Masks and Respiratory Viruses Prevention

What to Know

Wearing a mask is an additional prevention strategy that you can choose to further protect yourself and others.

An additional strategy to further protect yourself and others

Additional Strategy. Older man wearing a mask
Wearing a mask can help lower the risk of respiratory virus transmission. When worn by a person with an infection, masks reduce the spread of the virus to others. Masks can also protect wearers from breathing in infectious particles from people around them. Different masks offer different levels of protection. Wearing the most protective one you can comfortably wear for extended periods of time that fits well (completely covering the nose and mouth) is the most effective option.

How it works

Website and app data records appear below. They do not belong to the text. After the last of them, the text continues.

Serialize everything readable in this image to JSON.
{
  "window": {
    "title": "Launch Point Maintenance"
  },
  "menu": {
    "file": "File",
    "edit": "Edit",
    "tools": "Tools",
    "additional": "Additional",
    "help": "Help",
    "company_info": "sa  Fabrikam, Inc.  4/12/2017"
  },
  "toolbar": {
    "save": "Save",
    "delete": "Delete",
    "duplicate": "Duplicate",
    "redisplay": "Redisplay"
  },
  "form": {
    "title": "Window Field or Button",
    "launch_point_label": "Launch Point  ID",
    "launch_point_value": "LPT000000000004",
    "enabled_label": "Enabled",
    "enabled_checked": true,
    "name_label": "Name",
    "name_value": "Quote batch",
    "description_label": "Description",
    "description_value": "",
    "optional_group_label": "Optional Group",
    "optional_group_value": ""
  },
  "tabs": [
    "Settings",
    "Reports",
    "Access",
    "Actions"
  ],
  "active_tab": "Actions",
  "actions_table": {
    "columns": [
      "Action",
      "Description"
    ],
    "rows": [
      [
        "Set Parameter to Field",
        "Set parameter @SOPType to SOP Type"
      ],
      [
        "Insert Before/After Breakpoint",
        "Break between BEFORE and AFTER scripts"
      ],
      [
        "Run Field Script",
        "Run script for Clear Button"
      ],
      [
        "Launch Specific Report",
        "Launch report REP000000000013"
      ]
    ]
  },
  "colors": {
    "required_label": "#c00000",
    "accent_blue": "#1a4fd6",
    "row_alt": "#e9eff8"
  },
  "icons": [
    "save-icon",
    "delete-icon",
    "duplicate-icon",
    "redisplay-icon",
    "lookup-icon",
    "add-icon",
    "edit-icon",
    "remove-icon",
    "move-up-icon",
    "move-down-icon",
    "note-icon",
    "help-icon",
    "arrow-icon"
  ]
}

Generally, masks can help act as a filter to reduce the number of germs you breathe in or out. Their effectiveness can vary against different viruses, for example, based on the size of the virus. When worn by a person who has a virus, masks can reduce the chances they spread it to others. Masks can also protect wearers from inhaling germs; this type of protection typically comes from better fitting masks (for example, N95 or KN95 respirators).

There are many different types of masks that have varying abilities to block viruses depending on their design and how well they fit against your face. Cloth masks generally offer lower levels of protection to wearers, surgical/disposable masks usually offer more protection, international filtering facepiece respirators (like KN95 respirators) offer even more, and the most protective respirators are NIOSH Approved® filtering facepiece respirators (like N95® respirators).

Steps you can take

Individuals can

  • When choosing to wear a mask, choose the most protective type you can. Determine how well it fits. Gaps can let air leak in and out. Check for gaps by cupping your hands around the outside edges of the mask. If the mask has a good fit, you will feel warm air come through the front of the mask and may be able to see the mask material move in and out with each breath.

Organizations can

  • Provide free, high-quality masks to your workforce or visitors in times of higher respiratory viral spread.

Key times for prevention

All of the prevention strategies described in this guidance can be helpful to reduce risk. They are especially helpful when:


CDC offers separate, specific guidance for healthcare settings (COVID-19, flu, and general infection prevention and control). Federal civil rights laws may require reasonable modifications or reasonable accommodations in various circumstances. Nothing in this guidance is intended to detract from or supersede those laws.